[[ RECORDS SUPPLIED open ]]
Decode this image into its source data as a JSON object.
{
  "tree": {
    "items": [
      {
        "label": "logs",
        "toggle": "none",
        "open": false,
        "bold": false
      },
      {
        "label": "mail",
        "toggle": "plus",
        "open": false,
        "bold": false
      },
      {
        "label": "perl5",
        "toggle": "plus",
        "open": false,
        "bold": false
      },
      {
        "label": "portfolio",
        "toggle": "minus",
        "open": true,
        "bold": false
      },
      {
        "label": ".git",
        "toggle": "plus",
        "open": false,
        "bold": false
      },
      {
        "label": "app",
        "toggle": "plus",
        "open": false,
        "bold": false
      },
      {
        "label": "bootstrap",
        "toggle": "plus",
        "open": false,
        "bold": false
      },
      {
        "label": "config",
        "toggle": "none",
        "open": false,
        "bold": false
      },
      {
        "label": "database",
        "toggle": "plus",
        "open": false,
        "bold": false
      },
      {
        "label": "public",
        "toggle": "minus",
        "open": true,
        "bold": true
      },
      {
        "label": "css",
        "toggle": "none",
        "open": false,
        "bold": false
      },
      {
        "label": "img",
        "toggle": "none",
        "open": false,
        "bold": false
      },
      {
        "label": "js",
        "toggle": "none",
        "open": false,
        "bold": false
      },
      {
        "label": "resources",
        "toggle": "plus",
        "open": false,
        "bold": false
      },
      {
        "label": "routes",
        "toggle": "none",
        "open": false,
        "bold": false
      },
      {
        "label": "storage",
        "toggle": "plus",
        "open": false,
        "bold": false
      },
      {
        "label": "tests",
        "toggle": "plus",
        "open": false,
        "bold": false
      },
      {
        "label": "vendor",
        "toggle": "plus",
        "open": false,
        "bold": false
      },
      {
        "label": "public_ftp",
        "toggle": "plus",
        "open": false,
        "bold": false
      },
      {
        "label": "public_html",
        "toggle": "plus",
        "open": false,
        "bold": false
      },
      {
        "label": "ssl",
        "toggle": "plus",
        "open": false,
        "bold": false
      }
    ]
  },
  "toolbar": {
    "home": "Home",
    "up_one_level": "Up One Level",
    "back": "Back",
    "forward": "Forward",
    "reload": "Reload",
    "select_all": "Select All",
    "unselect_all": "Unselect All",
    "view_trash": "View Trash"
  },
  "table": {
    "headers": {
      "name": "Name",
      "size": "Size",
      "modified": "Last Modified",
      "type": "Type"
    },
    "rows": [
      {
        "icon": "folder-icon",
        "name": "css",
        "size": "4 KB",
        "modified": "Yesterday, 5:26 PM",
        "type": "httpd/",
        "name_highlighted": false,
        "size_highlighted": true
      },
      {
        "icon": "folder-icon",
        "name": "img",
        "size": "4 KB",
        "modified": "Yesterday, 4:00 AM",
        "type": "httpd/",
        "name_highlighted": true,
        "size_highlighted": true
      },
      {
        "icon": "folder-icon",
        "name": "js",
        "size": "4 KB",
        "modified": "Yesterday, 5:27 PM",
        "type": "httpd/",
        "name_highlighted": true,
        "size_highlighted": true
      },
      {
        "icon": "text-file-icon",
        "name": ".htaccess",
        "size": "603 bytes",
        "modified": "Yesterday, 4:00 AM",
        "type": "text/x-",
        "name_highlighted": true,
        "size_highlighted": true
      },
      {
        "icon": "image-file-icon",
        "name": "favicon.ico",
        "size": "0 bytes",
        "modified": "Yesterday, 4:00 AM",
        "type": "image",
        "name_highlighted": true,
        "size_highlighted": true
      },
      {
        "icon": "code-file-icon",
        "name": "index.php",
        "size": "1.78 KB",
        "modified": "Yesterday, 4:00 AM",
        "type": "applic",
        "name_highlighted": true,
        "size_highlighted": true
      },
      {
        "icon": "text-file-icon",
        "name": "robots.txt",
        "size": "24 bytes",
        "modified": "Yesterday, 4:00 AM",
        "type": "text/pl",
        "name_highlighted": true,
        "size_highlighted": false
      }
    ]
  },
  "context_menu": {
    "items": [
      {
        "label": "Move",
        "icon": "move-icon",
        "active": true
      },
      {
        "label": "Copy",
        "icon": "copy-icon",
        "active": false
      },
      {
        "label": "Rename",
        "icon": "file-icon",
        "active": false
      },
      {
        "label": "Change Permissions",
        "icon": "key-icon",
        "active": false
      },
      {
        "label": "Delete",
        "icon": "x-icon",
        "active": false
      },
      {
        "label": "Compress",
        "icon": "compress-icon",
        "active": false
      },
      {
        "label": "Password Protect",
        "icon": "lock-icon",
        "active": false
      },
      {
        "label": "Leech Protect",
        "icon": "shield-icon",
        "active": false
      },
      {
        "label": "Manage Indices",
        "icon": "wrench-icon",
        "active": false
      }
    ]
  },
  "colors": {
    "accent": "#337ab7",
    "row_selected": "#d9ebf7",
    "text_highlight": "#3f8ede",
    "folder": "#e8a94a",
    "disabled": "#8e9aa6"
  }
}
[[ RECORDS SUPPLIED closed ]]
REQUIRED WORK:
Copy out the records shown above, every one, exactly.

SOLVED PROBLEM:
Decode this image into its source data as a JSON object.
{
  "tree": {
    "items": [
      {
        "label": "logs",
        "toggle": "none",
        "open": false,
        "bold": false
      },
      {
        "label": "mail",
        "toggle": "plus",
        "open": false,
        "bold": false
      },
      {
        "label": "perl5",
        "toggle": "plus",
        "open": false,
        "bold": false
      },
      {
        "label": "portfolio",
        "toggle": "minus",
        "open": true,
        "bold": false
      },
      {
        "label": ".git",
        "toggle": "plus",
        "open": false,
        "bold": false
      },
      {
        "label": "app",
        "toggle": "plus",
        "open": false,
        "bold": false
      },
      {
        "label": "bootstrap",
        "toggle": "plus",
        "open": false,
        "bold": false
      },
      {
        "label": "config",
        "toggle": "none",
        "open": false,
        "bold": false
      },
      {
        "label": "database",
        "toggle": "plus",
        "open": false,
        "bold": false
      },
      {
        "label": "public",
        "toggle": "minus",
        "open": true,
        "bold": true
      },
      {
        "label": "css",
        "toggle": "none",
        "open": false,
        "bold": false
      },
      {
        "label": "img",
        "toggle": "none",
        "open": false,
        "bold": false
      },
      {
        "label": "js",
        "toggle": "none",
        "open": false,
        "bold": false
      },
      {
        "label": "resources",
        "toggle": "plus",
        "open": false,
        "bold": false
      },
      {
        "label": "routes",
        "toggle": "none",
        "open": false,
        "bold": false
      },
      {
        "label": "storage",
        "toggle": "plus",
        "open": false,
        "bold": false
      },
      {
        "label": "tests",
        "toggle": "plus",
        "open": false,
        "bold": false
      },
      {
        "label": "vendor",
        "toggle": "plus",
        "open": false,
        "bold": false
      },
      {
        "label": "public_ftp",
        "toggle": "plus",
        "open": false,
        "bold": false
      },
      {
        "label": "public_html",
        "toggle": "plus",
        "open": false,
        "bold": false
      },
      {
        "label": "ssl",
        "toggle": "plus",
        "open": false,
        "bold": false
      }
    ]
  },
  "toolbar": {
    "home": "Home",
    "up_one_level": "Up One Level",
    "back": "Back",
    "forward": "Forward",
    "reload": "Reload",
    "select_all": "Select All",
    "unselect_all": "Unselect All",
    "view_trash": "View Trash"
  },
  "table": {
    "headers": {
      "name": "Name",
      "size": "Size",
      "modified": "Last Modified",
      "type": "Type"
    },
    "rows": [
      {
        "icon": "folder-icon",
        "name": "css",
        "size": "4 KB",
        "modified": "Yesterday, 5:26 PM",
        "type": "httpd/",
        "name_highlighted": false,
        "size_highlighted": true
      },
      {
        "icon": "folder-icon",
        "name": "img",
        "size": "4 KB",
        "modified": "Yesterday, 4:00 AM",
        "type": "httpd/",
        "name_highlighted": true,
        "size_highlighted": true
      },
      {
        "icon": "folder-icon",
        "name": "js",
        "size": "4 KB",
        "modified": "Yesterday, 5:27 PM",
        "type": "httpd/",
        "name_highlighted": true,
        "size_highlighted": true
      },
      {
        "icon": "text-file-icon",
        "name": ".htaccess",
        "size": "603 bytes",
        "modified": "Yesterday, 4:00 AM",
        "type": "text/x-",
        "name_highlighted": true,
        "size_highlighted": true
      },
      {
        "icon": "image-file-icon",
        "name": "favicon.ico",
        "size": "0 bytes",
        "modified": "Yesterday, 4:00 AM",
        "type": "image",
        "name_highlighted": true,
        "size_highlighted": true
      },
      {
        "icon": "code-file-icon",
        "name": "index.php",
        "size": "1.78 KB",
        "modified": "Yesterday, 4:00 AM",
        "type": "applic",
        "name_highlighted": true,
        "size_highlighted": true
      },
      {
        "icon": "text-file-icon",
        "name": "robots.txt",
        "size": "24 bytes",
        "modified": "Yesterday, 4:00 AM",
        "type": "text/pl",
        "name_highlighted": true,
        "size_highlighted": false
      }
    ]
  },
  "context_menu": {
    "items": [
      {
        "label": "Move",
        "icon": "move-icon",
        "active": true
      },
      {
        "label": "Copy",
        "icon": "copy-icon",
        "active": false
      },
      {
        "label": "Rename",
        "icon": "file-icon",
        "active": false
      },
      {
        "label": "Change Permissions",
        "icon": "key-icon",
        "active": false
      },
      {
        "label": "Delete",
        "icon": "x-icon",
        "active": false
      },
      {
        "label": "Compress",
        "icon": "compress-icon",
        "active": false
      },
      {
        "label": "Password Protect",
        "icon": "lock-icon",
        "active": false
      },
      {
        "label": "Leech Protect",
        "icon": "shield-icon",
        "active": false
      },
      {
        "label": "Manage Indices",
        "icon": "wrench-icon",
        "active": false
      }
    ]
  },
  "colors": {
    "accent": "#337ab7",
    "row_selected": "#d9ebf7",
    "text_highlight": "#3f8ede",
    "folder": "#e8a94a",
    "disabled": "#8e9aa6"
  }
}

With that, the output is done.